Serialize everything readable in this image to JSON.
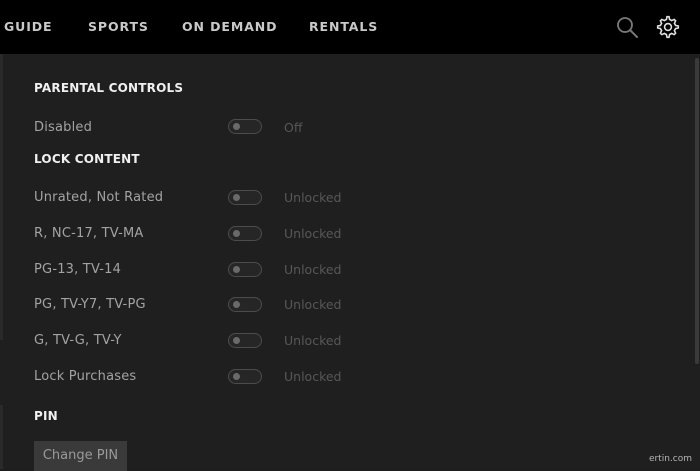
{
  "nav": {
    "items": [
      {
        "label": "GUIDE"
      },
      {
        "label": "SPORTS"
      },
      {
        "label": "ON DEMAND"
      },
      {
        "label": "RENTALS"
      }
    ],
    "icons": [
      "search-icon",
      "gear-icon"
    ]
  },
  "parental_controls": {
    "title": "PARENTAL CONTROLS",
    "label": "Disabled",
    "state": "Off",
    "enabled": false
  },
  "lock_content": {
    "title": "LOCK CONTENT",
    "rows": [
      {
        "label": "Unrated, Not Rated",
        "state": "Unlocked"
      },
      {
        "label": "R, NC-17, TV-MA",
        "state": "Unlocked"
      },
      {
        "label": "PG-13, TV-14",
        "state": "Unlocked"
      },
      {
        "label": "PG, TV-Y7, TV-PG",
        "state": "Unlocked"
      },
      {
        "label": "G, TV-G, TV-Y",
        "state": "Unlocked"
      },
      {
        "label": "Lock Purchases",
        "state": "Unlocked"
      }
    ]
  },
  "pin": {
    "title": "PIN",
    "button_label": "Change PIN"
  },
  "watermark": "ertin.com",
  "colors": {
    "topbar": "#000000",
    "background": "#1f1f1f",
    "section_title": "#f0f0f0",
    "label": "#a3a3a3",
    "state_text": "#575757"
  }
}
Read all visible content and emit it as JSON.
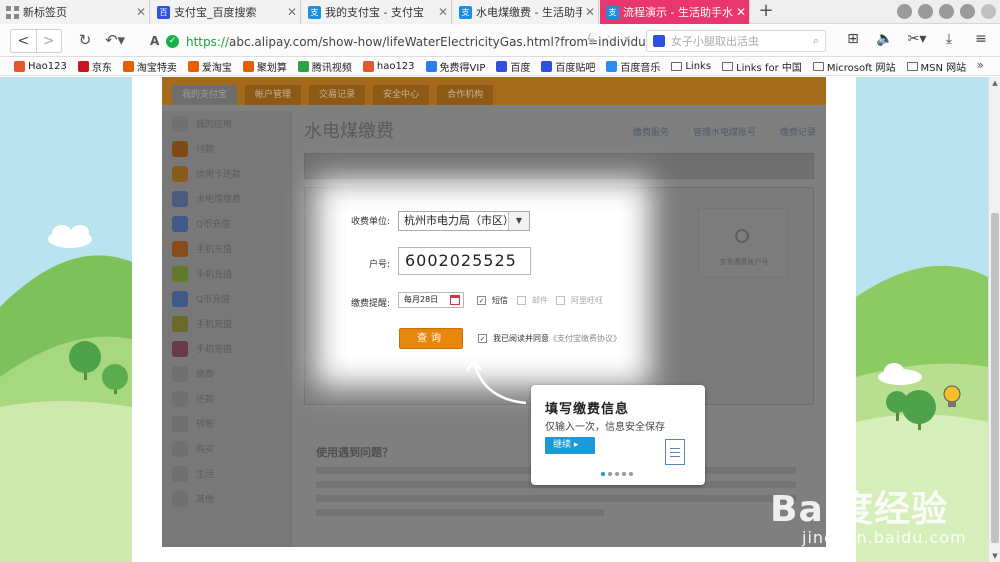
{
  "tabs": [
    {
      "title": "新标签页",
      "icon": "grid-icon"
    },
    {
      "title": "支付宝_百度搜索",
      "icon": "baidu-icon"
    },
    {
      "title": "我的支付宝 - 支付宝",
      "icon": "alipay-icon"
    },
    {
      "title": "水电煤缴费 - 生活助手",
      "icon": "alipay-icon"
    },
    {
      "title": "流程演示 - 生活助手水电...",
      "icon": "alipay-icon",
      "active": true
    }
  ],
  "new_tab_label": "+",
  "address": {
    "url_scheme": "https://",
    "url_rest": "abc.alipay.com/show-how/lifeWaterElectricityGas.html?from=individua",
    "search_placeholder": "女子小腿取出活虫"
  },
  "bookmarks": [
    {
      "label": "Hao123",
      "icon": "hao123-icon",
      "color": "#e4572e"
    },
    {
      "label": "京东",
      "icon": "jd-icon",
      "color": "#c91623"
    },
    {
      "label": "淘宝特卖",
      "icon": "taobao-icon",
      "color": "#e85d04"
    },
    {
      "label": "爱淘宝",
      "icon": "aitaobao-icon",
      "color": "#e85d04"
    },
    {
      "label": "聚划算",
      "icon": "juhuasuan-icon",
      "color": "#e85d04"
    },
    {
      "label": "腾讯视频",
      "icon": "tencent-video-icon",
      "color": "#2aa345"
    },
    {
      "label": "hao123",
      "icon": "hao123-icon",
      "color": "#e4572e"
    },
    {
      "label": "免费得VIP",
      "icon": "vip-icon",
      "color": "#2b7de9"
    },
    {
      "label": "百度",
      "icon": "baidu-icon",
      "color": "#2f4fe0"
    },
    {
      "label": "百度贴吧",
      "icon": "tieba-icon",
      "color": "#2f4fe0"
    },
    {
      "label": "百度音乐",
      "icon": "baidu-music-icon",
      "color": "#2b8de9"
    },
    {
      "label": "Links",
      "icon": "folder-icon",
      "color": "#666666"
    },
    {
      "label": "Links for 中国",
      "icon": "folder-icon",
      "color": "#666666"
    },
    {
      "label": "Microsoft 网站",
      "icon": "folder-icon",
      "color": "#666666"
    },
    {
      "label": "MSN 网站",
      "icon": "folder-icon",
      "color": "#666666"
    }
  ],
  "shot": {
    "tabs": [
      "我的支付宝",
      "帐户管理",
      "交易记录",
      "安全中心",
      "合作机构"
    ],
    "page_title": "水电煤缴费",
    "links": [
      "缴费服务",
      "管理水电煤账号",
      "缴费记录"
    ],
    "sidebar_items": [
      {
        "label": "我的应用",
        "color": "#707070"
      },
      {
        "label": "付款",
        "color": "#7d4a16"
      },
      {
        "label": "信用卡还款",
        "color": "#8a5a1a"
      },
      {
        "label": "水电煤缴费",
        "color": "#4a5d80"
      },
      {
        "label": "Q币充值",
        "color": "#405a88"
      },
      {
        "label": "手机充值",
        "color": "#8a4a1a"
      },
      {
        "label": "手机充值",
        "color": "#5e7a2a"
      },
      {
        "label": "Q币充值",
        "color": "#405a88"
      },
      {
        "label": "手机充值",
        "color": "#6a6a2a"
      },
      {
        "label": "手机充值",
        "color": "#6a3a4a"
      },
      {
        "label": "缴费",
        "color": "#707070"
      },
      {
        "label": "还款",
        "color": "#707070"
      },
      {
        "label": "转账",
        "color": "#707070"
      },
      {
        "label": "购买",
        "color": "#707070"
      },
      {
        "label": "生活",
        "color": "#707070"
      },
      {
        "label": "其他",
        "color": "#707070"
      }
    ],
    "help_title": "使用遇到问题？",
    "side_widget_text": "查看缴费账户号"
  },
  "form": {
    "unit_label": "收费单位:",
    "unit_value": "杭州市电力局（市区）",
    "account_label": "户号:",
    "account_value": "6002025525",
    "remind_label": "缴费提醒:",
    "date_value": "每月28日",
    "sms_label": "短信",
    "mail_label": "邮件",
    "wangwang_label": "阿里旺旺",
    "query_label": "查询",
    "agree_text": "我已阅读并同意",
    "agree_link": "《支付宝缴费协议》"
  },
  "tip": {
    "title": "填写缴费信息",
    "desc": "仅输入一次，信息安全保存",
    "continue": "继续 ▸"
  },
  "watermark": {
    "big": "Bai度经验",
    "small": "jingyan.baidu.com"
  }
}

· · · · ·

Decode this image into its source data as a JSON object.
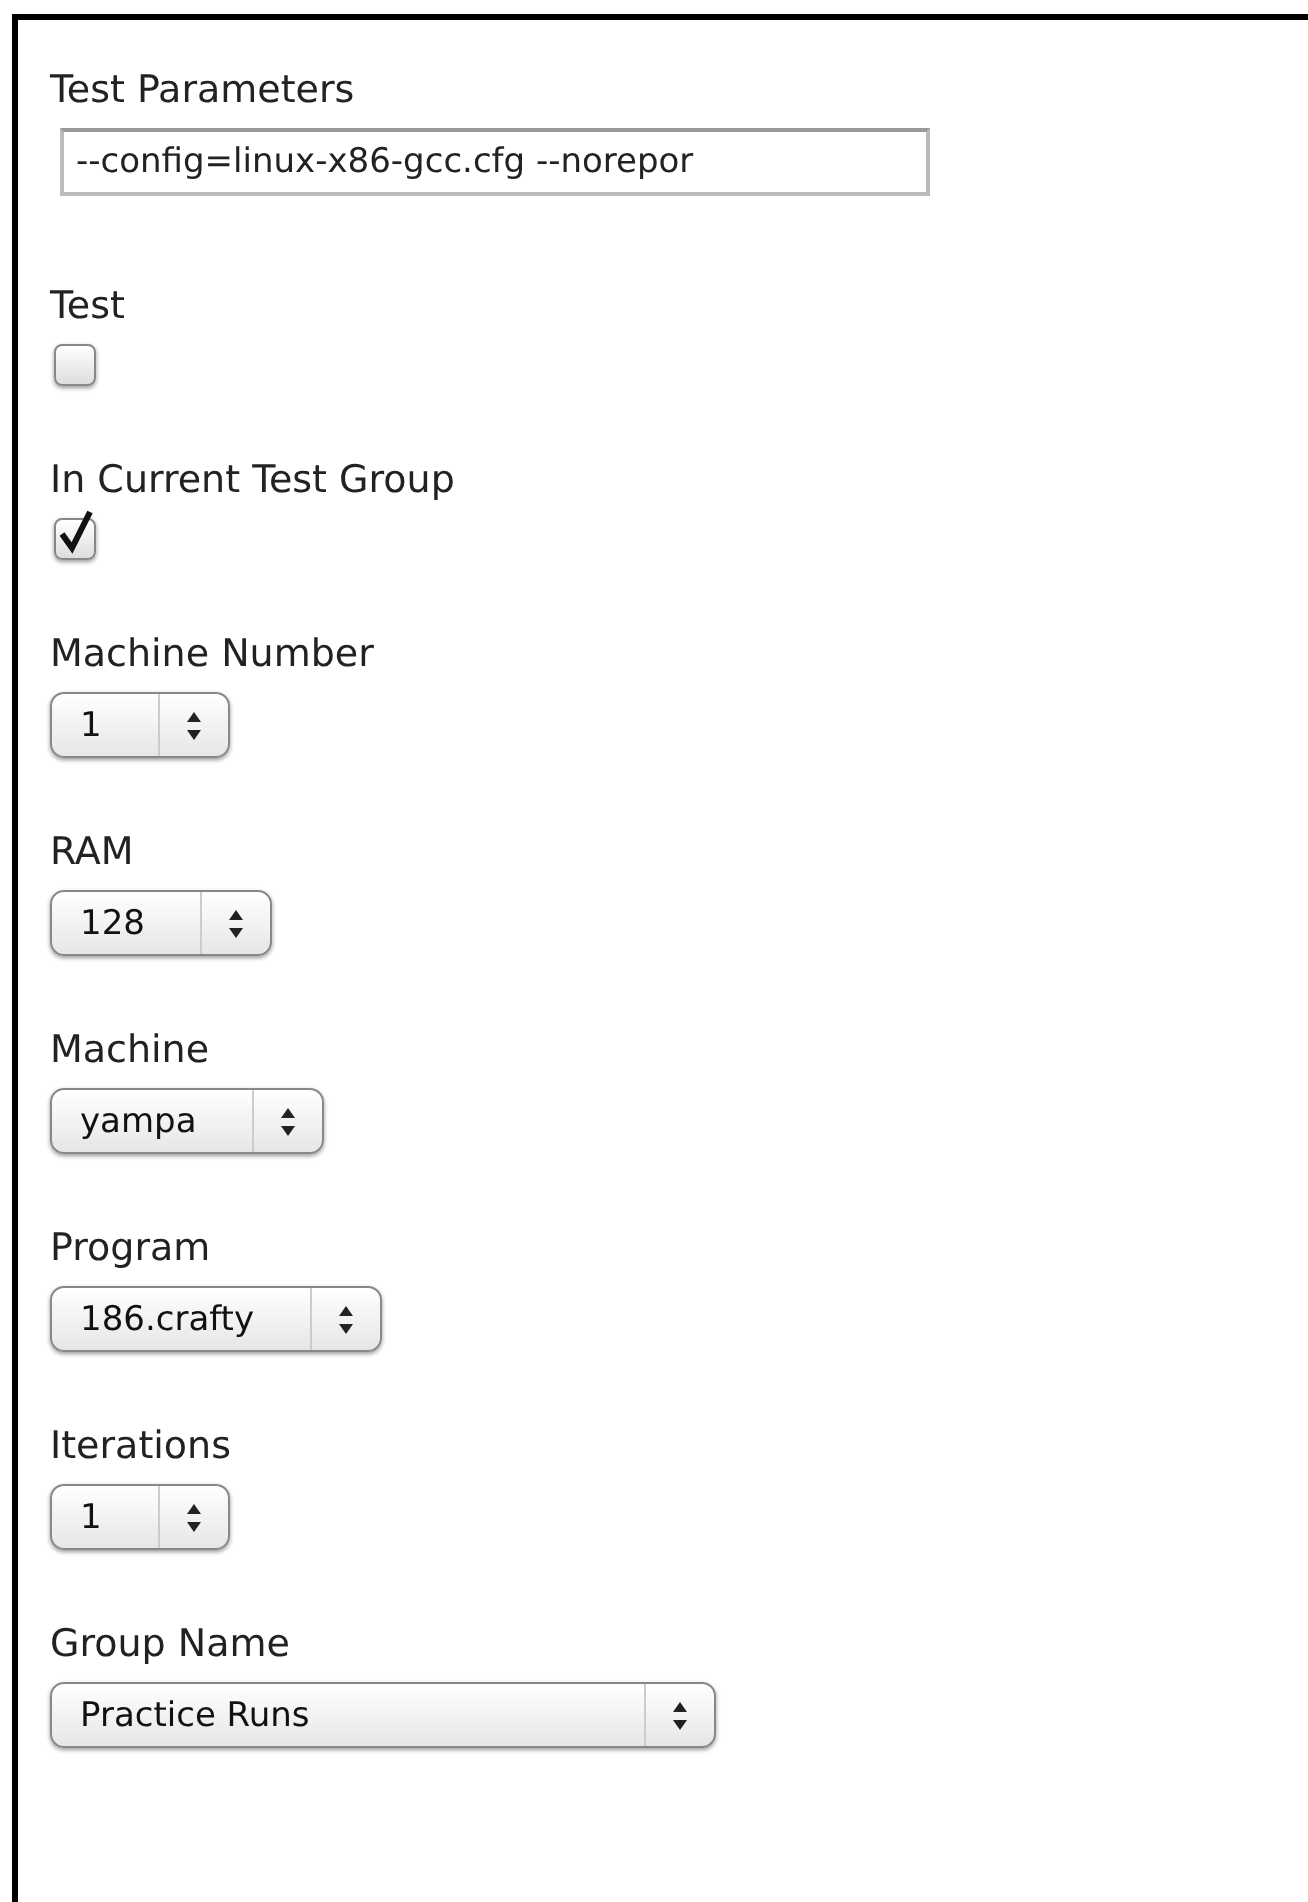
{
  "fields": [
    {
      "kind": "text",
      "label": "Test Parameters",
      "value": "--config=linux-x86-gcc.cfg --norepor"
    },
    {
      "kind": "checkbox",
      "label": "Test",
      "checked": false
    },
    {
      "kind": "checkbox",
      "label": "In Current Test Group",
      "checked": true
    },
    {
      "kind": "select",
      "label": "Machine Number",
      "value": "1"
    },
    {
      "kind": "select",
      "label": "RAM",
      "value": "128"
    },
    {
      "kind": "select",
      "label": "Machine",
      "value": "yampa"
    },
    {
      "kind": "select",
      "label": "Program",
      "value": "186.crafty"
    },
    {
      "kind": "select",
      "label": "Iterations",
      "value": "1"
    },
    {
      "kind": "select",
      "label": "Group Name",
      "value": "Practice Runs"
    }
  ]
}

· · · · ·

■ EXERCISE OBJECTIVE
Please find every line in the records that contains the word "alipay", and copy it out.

■ SOLUTION TO THIS TASK
      "icon": "alipay-icon"
      "icon": "alipay-icon"
      "icon": "alipay-icon",
    "url_rest": "abc.alipay.com/show-how/lifeWaterElectricityGas.html?from=individua",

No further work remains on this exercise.